This type of religious commission was common among the wealthy mercantile and aristocratic classes. For the devout, such a gift helped guarantee their place in heaven; and, on a more secular level, commissioning an altarpiece for a church was a sanctioned method to display not only the donors’ piety but also their status and wealth (a useful function in Renaissance Italy where sumptuary laws frequently forbade overt public displays of riches). And no doubt, particularly for the small town, d’Angelo family, it was a mark of honor to hire such an illustrious artist as Piero.
The contract stipulated that Piero should include ‘images, figures, pictures and ornaments.’ Unfortunately, the central portion of the altarpiece is lost, but four side panels with standing saints – St Michael the Archangel (National Gallery, London), St Augustine (Museu Nacional de Arte Antiga, Lisbon), St Nicholas of Tolentino (Museo Poldi-Pezzoli, Milan), and this painting, thought to be St John the Evangelist – have survived. The figure has no identifying attributes but is thought to be St John as he was the patron saint of the donor’s father and Simone’s wife.

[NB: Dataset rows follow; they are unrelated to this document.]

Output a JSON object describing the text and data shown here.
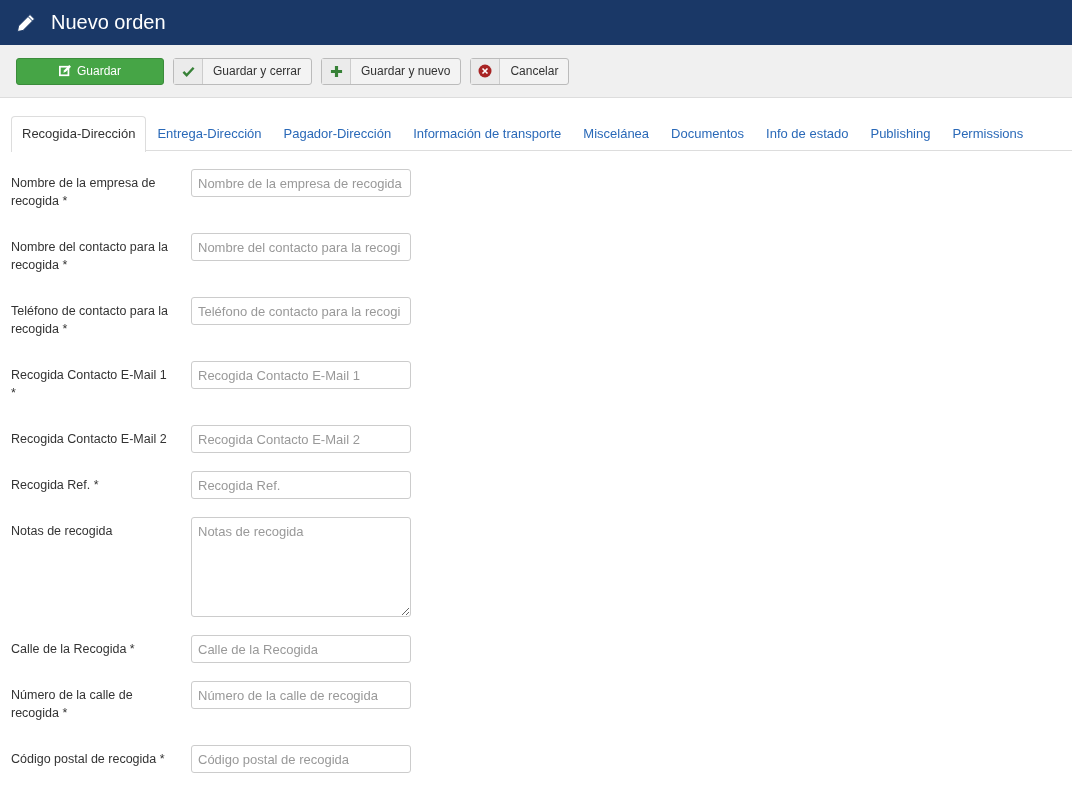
{
  "header": {
    "title": "Nuevo orden"
  },
  "toolbar": [
    {
      "kind": "primary",
      "label": "Guardar"
    },
    {
      "kind": "icon",
      "label": "Guardar y cerrar"
    },
    {
      "kind": "icon",
      "label": "Guardar y nuevo"
    },
    {
      "kind": "icon",
      "label": "Cancelar"
    }
  ],
  "tabs": [
    {
      "label": "Recogida-Dirección",
      "selected": true
    },
    {
      "label": "Entrega-Dirección",
      "selected": false
    },
    {
      "label": "Pagador-Dirección",
      "selected": false
    },
    {
      "label": "Información de transporte",
      "selected": false
    },
    {
      "label": "Miscelánea",
      "selected": false
    },
    {
      "label": "Documentos",
      "selected": false
    },
    {
      "label": "Info de estado",
      "selected": false
    },
    {
      "label": "Publishing",
      "selected": false
    },
    {
      "label": "Permissions",
      "selected": false
    }
  ],
  "fields": [
    {
      "kind": "input",
      "label": "Nombre de la empresa de recogida *",
      "placeholder": "Nombre de la empresa de recogida"
    },
    {
      "kind": "input",
      "label": "Nombre del contacto para la recogida *",
      "placeholder": "Nombre del contacto para la recogi"
    },
    {
      "kind": "input",
      "label": "Teléfono de contacto para la recogida *",
      "placeholder": "Teléfono de contacto para la recogi"
    },
    {
      "kind": "input",
      "label": "Recogida Contacto E-Mail 1 *",
      "placeholder": "Recogida Contacto E-Mail 1"
    },
    {
      "kind": "input",
      "label": "Recogida Contacto E-Mail 2",
      "placeholder": "Recogida Contacto E-Mail 2"
    },
    {
      "kind": "input",
      "label": "Recogida Ref. *",
      "placeholder": "Recogida Ref."
    },
    {
      "kind": "textarea",
      "label": "Notas de recogida",
      "placeholder": "Notas de recogida"
    },
    {
      "kind": "input",
      "label": "Calle de la Recogida *",
      "placeholder": "Calle de la Recogida"
    },
    {
      "kind": "input",
      "label": "Número de la calle de recogida *",
      "placeholder": "Número de la calle de recogida"
    },
    {
      "kind": "input",
      "label": "Código postal de recogida *",
      "placeholder": "Código postal de recogida"
    }
  ]
}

Busy with other commissions, Piero took 15 years to complete the altarpiece (a record of his payment is dated 1469). Still, despite his commitments to other more illustrious and, no doubt, demanding patrons, Piero endowed the Sansepolcro altarpiece with the same contemplative precision and mesmerizing stillness of all his works.
The elderly saint stands reading, draped in red and crowned with a golden halo. The cool color palette and balanced order give the figure a restrained elegance, while his ruddy feet, hands and aged face add an earthy quality. It is a precise balance of a naturalism derived from Netherlandish art with the clearly defined volumes and accurate perspective of the art of classical antiquity. Piero, like many in Renaissance Italy, was fascinated by Greco-Roman antiquity; to emulate the style and works of the Ancients was seen as a way of returning to a grandeur that was felt to have been lost during the ‘middle ages,’ that is, from the end of antiquity to their own time. This classical influence is evident not only in Piero’s crisp linear perspective (the artist was fascinated with geometry and mathematics and would write several treatises on the subjects in later life) but also in the saint’s costume and background: note the marble floor and applied columns, capitals and entablature.
Exactly where Piero learned all this is unknown; his early life and training remain a mystery. He is first recorded in 1439 working in Florence with Domenico Veneziano. Subsequently he received commissions for frescos, altarpieces and portraits throughout central Italy. But other than that, we have only his art.
c1460 Rogier van der Weyden: Francesco d’Este, New York Metropolitan Museum
1461 Benozzo Gozzoli: Journey of the Magi, Florence, Galleria degli Uffizi